Recently I was scrubbing sooty exhaust residue and runway grime from the underside of Annie, our Commander 114B, when I realized I had drastically underestimated the time required for the job. Indeed, I had planned to clean the entire airplane that day, including the interior, but after a few hours of slow progress it became clear that this task would be measured in days.
I also knew that I had only myself to blame for waiting too long to address the dirty buildup. Had I taken the time to wipe down the airplane thoroughly after every flight I could have avoided the discomfort of lying underneath in a semi-stress position, rag in hand. I have a creeper that makes scooting across the hangar floor easier, but it cannot help me scrub.
My reason for tackling the cleaning project stems from a trip to the National Championship Air Races in Reno, Nevada, earlier this month. While there I spent a lot of time observing the crew of Miss Trinidad, a Russian Yak-3U Unlimited class racer. I noticed that they cleaned the airplane several times a day, not just after each flight but in between flights. Cleaning and polishing were part of the long checklist it used to make sure the Yak was always ready to fly.
Earlier I had shown a picture of Annie to the Yak’s crew chief, John Dowd, a career agricultural pilot and longtime racer I have written about before. Dowd pointed to the remains of hundreds of insects on the leading edge of the wing and reminded me that keeping the airplane clean would help aerodynamically in addition to simply being the right thing to do. He was correct, and, yes, the bugs really were visible in the photo. It was a bit shameful.
The Reno experience reminded me that owning an airplane is a major commitment, and cleaning off bugs, soot, and grass fragments is just a tiny part of the overall responsibility. After all, cleaning and checking every part of your aircraft helps ensure that you do not miss potential problems like airframe damage, corrosion, fluid leaks, or loose fasteners.
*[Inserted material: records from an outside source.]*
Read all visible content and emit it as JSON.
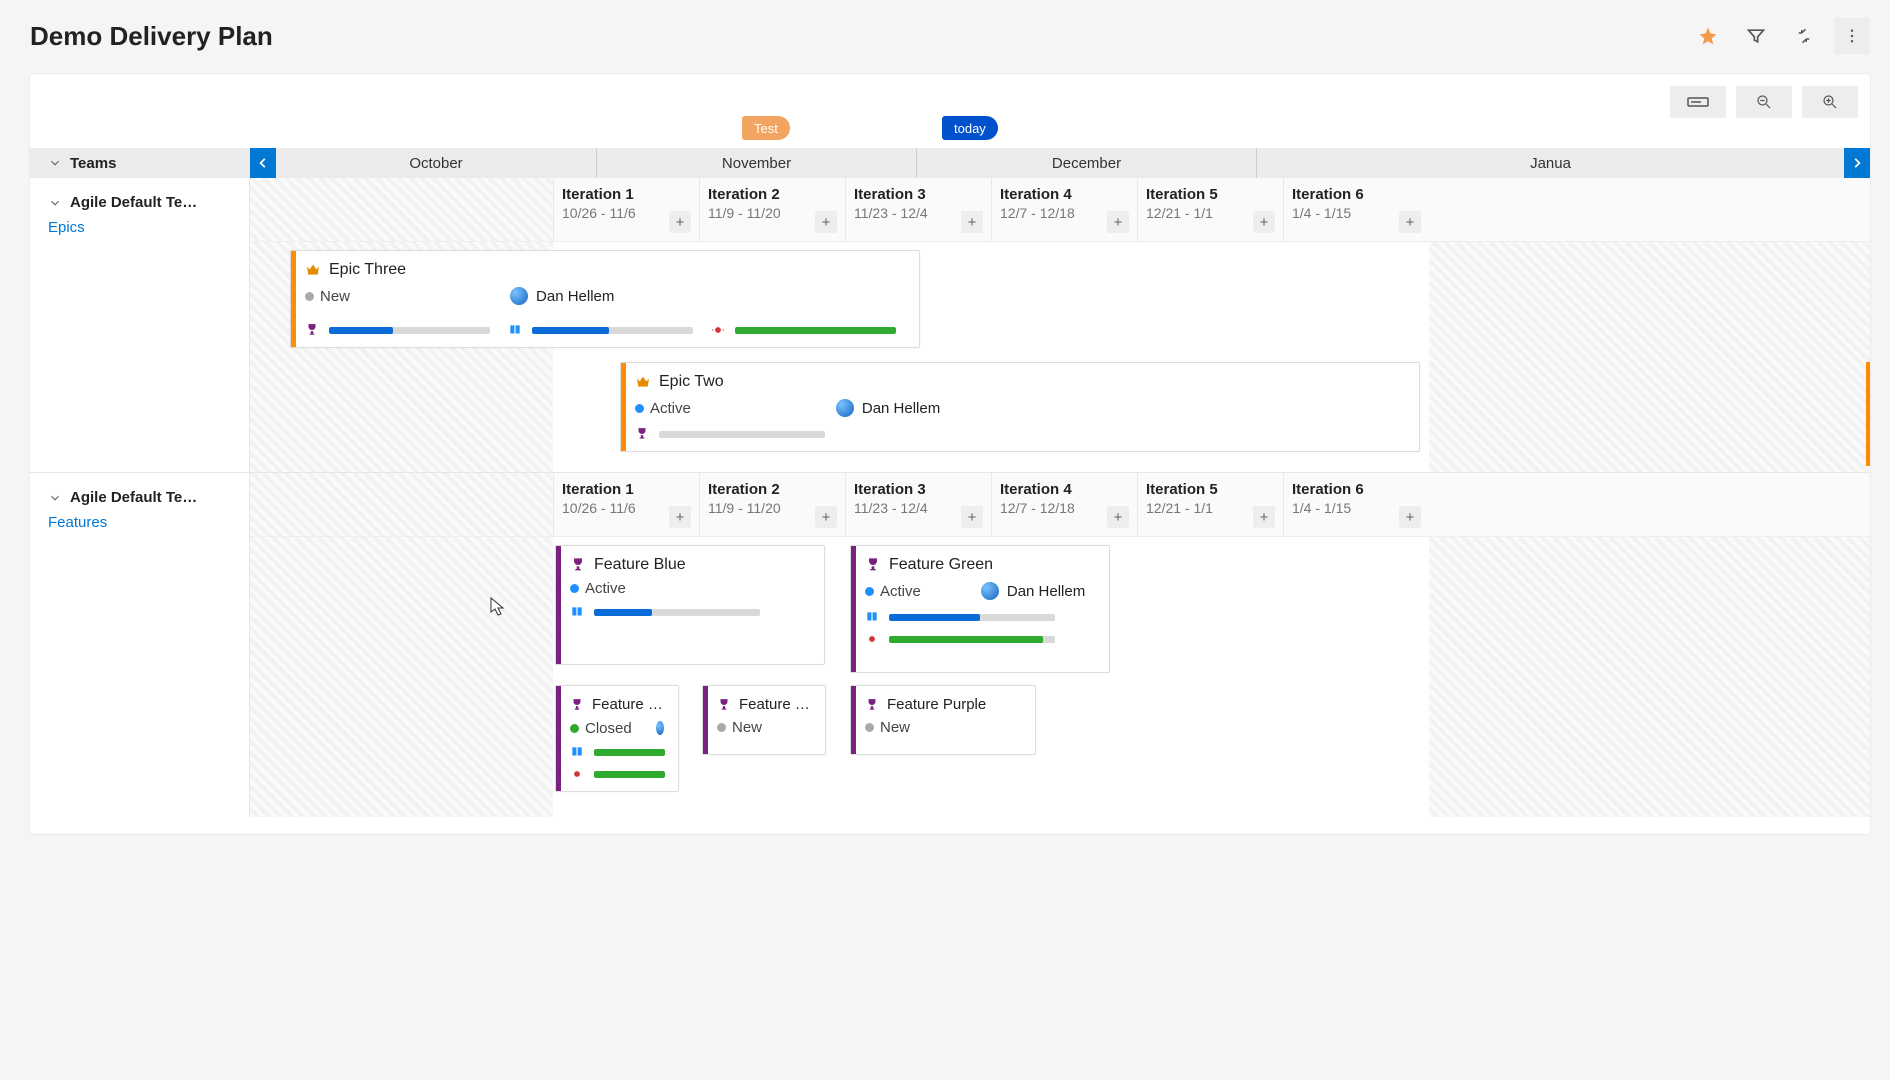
{
  "header": {
    "title": "Demo Delivery Plan",
    "teams_label": "Teams"
  },
  "markers": {
    "test": "Test",
    "today": "today"
  },
  "months": {
    "oct": "October",
    "nov": "November",
    "dec": "December",
    "jan": "Janua"
  },
  "iterations": [
    {
      "title": "Iteration 1",
      "dates": "10/26 - 11/6"
    },
    {
      "title": "Iteration 2",
      "dates": "11/9 - 11/20"
    },
    {
      "title": "Iteration 3",
      "dates": "11/23 - 12/4"
    },
    {
      "title": "Iteration 4",
      "dates": "12/7 - 12/18"
    },
    {
      "title": "Iteration 5",
      "dates": "12/21 - 1/1"
    },
    {
      "title": "Iteration 6",
      "dates": "1/4 - 1/15"
    }
  ],
  "teams": [
    {
      "name": "Agile Default Te…",
      "backlog": "Epics"
    },
    {
      "name": "Agile Default Te…",
      "backlog": "Features"
    }
  ],
  "epics": {
    "three": {
      "title": "Epic Three",
      "state": "New",
      "assignee": "Dan Hellem",
      "rollups": [
        {
          "icon": "trophy",
          "color": "blue",
          "pct": 40
        },
        {
          "icon": "book",
          "color": "blue",
          "pct": 48
        },
        {
          "icon": "bug",
          "color": "green",
          "pct": 100
        }
      ]
    },
    "two": {
      "title": "Epic Two",
      "state": "Active",
      "assignee": "Dan Hellem",
      "rollups": [
        {
          "icon": "trophy",
          "color": "grey",
          "pct": 0
        }
      ]
    }
  },
  "features": {
    "blue": {
      "title": "Feature Blue",
      "state": "Active",
      "assignee": "",
      "rollups": [
        {
          "icon": "book",
          "color": "blue",
          "pct": 35
        }
      ]
    },
    "green": {
      "title": "Feature Green",
      "state": "Active",
      "assignee": "Dan Hellem",
      "rollups": [
        {
          "icon": "book",
          "color": "blue",
          "pct": 55
        },
        {
          "icon": "bug",
          "color": "green",
          "pct": 93
        }
      ]
    },
    "trunc1": {
      "title": "Feature …",
      "state": "Closed",
      "assignee": "",
      "rollups": [
        {
          "icon": "book",
          "color": "green",
          "pct": 100
        }
      ]
    },
    "trunc2": {
      "title": "Feature …",
      "state": "New",
      "assignee": "",
      "rollups": []
    },
    "purple": {
      "title": "Feature Purple",
      "state": "New",
      "assignee": "",
      "rollups": []
    }
  },
  "colors": {
    "orange": "#ff8c00",
    "purple": "#7b217f",
    "blue": "#0a6cd6",
    "green": "#2eab2e"
  }
}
After returning from the air races, I began writing a personal checklist consisting mostly of tasks to complete at the conclusion of each flight and during nonflying time spent in the hangar. It is a living document. I add items to the list as they come to mind. You will not find them in the typical POH, but they are vital, and we tend to forget them without a checklist.
The efficient work of the volunteer crew taking care of Miss Trinidad also illustrated the importance of taking a consistent, professional approach to aviation. While I always seek to give my family a smooth, secure, airline-style experience when we travel in Annie, I know that I need to improve my briefing style and try not to be nervous when speaking with ATC. Becoming the best PIC one can be is always a work in progress.
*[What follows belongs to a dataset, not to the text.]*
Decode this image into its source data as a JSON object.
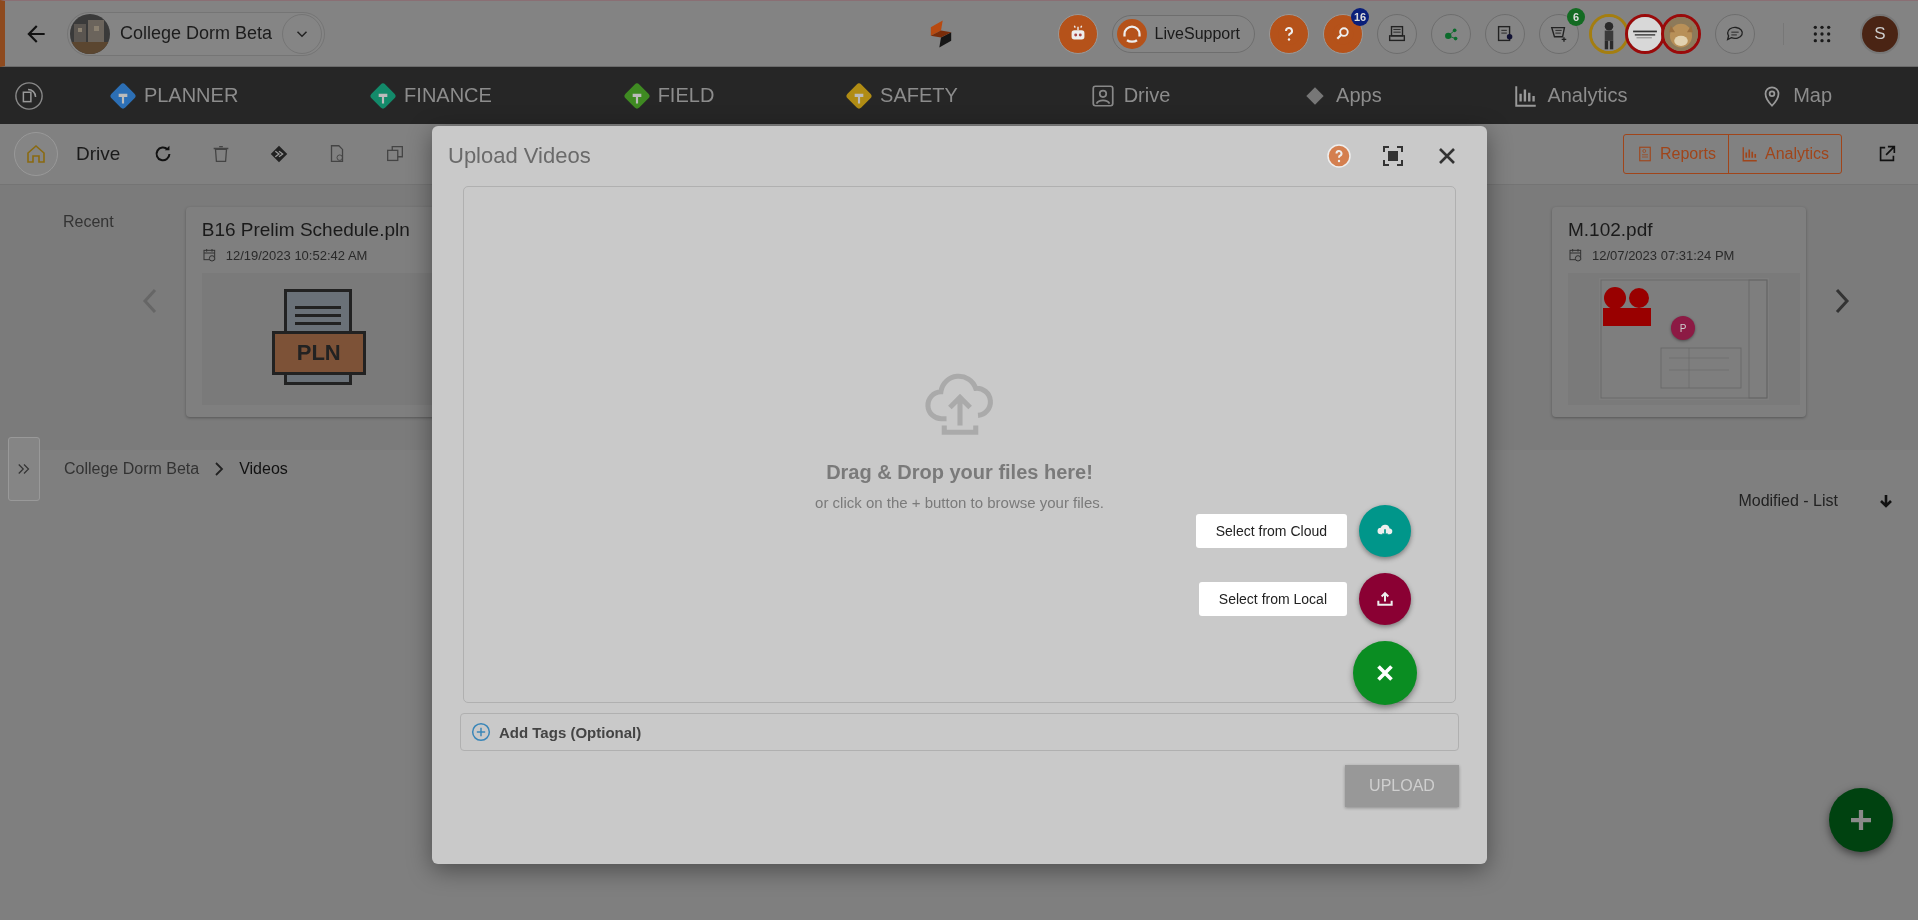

For now at least one thing is certain: Annie will not have to overcome the drag of accumulated insects on our next flight.